Plenty of beer from Great Falls Brewing was available as well. Hey, this is a Nordic sport and if I know my Scandinavians, I know that this is par for the course. (For what it’s worth, the hot chocolate was really quite good.)
The jumpers were introduced and cowbells were clanged. It was time to jump! The competitors climbed into the back of a pickup truck for a ride halfway up the hill. Seeing them crammed into the bed of the truck reminded me of the mujahideen stuffed onto a Toyota holding their weapons. But instead of jihadists, these where (probably) wealthy Americans with their skis.
Satre Hill is equipped with 20 meter and 30 meter jumps for training purposes and to introduce area young people to ski jumping. These “baby jumps” look positively cute next to the “real” 65 meter jump. Calvin and I kept talking about how you would work up to the big jump and what it must be like the first time.
I learned that ski jumping is somewhat of an illusion. Sure, it’s dangerous and they’re flying through the air, but they’re never too too high. Ski jumping is all about distance, not height, and the hill is contoured in such a way that “helps” jumpers land safely. Or should I say “safely.”
I was shocked that the sides of the landing area were bounded by old plywood. I would not want to get squirrely and crash into that. Fortunately, we didn’t see anyone fall, let alone fall spectacularly.
Apparently kids in Salisbury often try their hand at ski jumping. the Association trains and teaches kids year-round, a tradition started by the Satre brothers. Salisbury was home to several winter Olympians over the years, several of which, I’m sure, jumped at Satre Hill. (Even if most were cross-country skiers.)
We watched the preliminary round of jumping. This included kids almost as young as my son on up to college students. I tried to better understand how ski jumping works – I’ve always known it’s not just about the distance jumped, but the jumper’s “style” as well.
I must admit, that subjective judging bit makes the entire sport kind of dumb to me. They get the distance points, sure, but… a jumper earns style points on a scale of 0 to 20 from five judges, and the highest and lowest scores are eliminated. A jump with perfect power, boldness, precision, fluidity and control of the jump from the take-off through the flight, the landing, and the out-run can earn a maximum of 60 style points.
Points can be added or subtracted based on the gate and wind factor. What?
Depending on the strength and direction of the wind, the athletes can have points added or deducted from their scores.

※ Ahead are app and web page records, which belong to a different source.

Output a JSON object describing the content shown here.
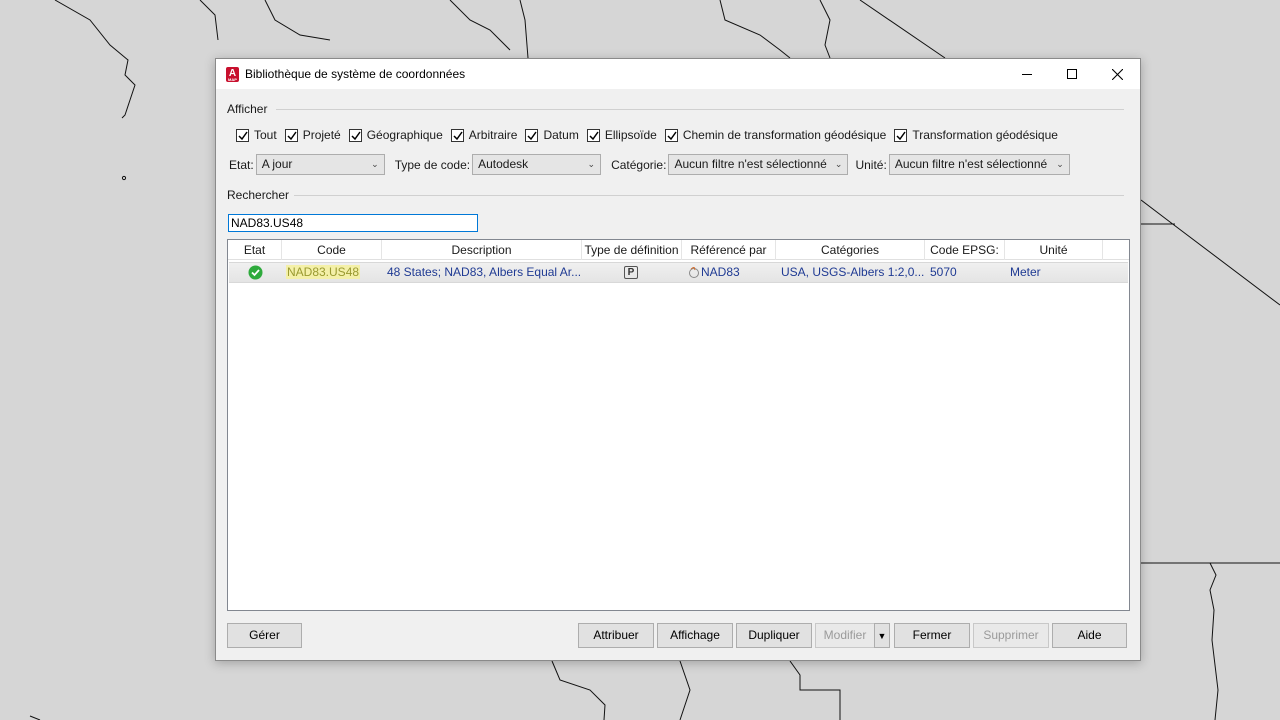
{
  "window": {
    "title": "Bibliothèque de système de coordonnées",
    "app_icon": "autocad-map-logo",
    "logo_letter": "A",
    "logo_sub": "MAP"
  },
  "afficher": {
    "label": "Afficher",
    "checkboxes": [
      {
        "label": "Tout",
        "checked": true
      },
      {
        "label": "Projeté",
        "checked": true
      },
      {
        "label": "Géographique",
        "checked": true
      },
      {
        "label": "Arbitraire",
        "checked": true
      },
      {
        "label": "Datum",
        "checked": true
      },
      {
        "label": "Ellipsoïde",
        "checked": true
      },
      {
        "label": "Chemin de transformation géodésique",
        "checked": true
      },
      {
        "label": "Transformation géodésique",
        "checked": true
      }
    ]
  },
  "filters": {
    "etat_label": "Etat:",
    "etat_value": "A jour",
    "type_code_label": "Type de code:",
    "type_code_value": "Autodesk",
    "categorie_label": "Catégorie:",
    "categorie_value": "Aucun filtre n'est sélectionné",
    "unite_label": "Unité:",
    "unite_value": "Aucun filtre n'est sélectionné"
  },
  "rechercher": {
    "label": "Rechercher",
    "value": "NAD83.US48"
  },
  "table": {
    "columns": [
      "Etat",
      "Code",
      "Description",
      "Type de définition",
      "Référencé par",
      "Catégories",
      "Code EPSG:",
      "Unité"
    ],
    "rows": [
      {
        "etat_icon": "check-circle-icon",
        "code": "NAD83.US48",
        "description": "48 States; NAD83, Albers Equal Ar...",
        "type_definition": "P",
        "reference_par": "NAD83",
        "categories": "USA, USGS-Albers 1:2,0...",
        "epsg": "5070",
        "unite": "Meter"
      }
    ]
  },
  "buttons": {
    "gerer": "Gérer",
    "attribuer": "Attribuer",
    "affichage": "Affichage",
    "dupliquer": "Dupliquer",
    "modifier": "Modifier",
    "fermer": "Fermer",
    "supprimer": "Supprimer",
    "aide": "Aide"
  },
  "colors": {
    "accent": "#0078d7",
    "logo": "#c8102e",
    "ok_green": "#2eaa3c",
    "highlight": "#f4f0a8"
  }
}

Points are added when there are less favorable wind conditions; likewise, if there is a headwind, giving athletes more lift, points are subtracted. Get out of here with that nonsense.
The gate adjustments also affects scores. Points are reduced for a higher starting gate, while points are added for a lower start gate. Coaches or a technical jury can adjust an athlete’s starting gate before a run. We saw this in action at Jumpfest; helpers would move the gate at the top of the hill up and down depending on what the jumper wanted. Some waited a while and the announcer explained they were waiting for proper wind conditions for scoring.
Man, just jump. I’ve never liked any judged sports because they are judged. I appreciate the gymnasts and divers and ski jumpers, sure, but I much prefer less subjective competitions.
Jumpfest is cool. It was well-run and had a really welcoming and fun atmosphere. Two giant firepits kept people warm and it’s awesome that our little Salisbury hosts national level ski jumping competitions from time to time.
You should get out there one of these years.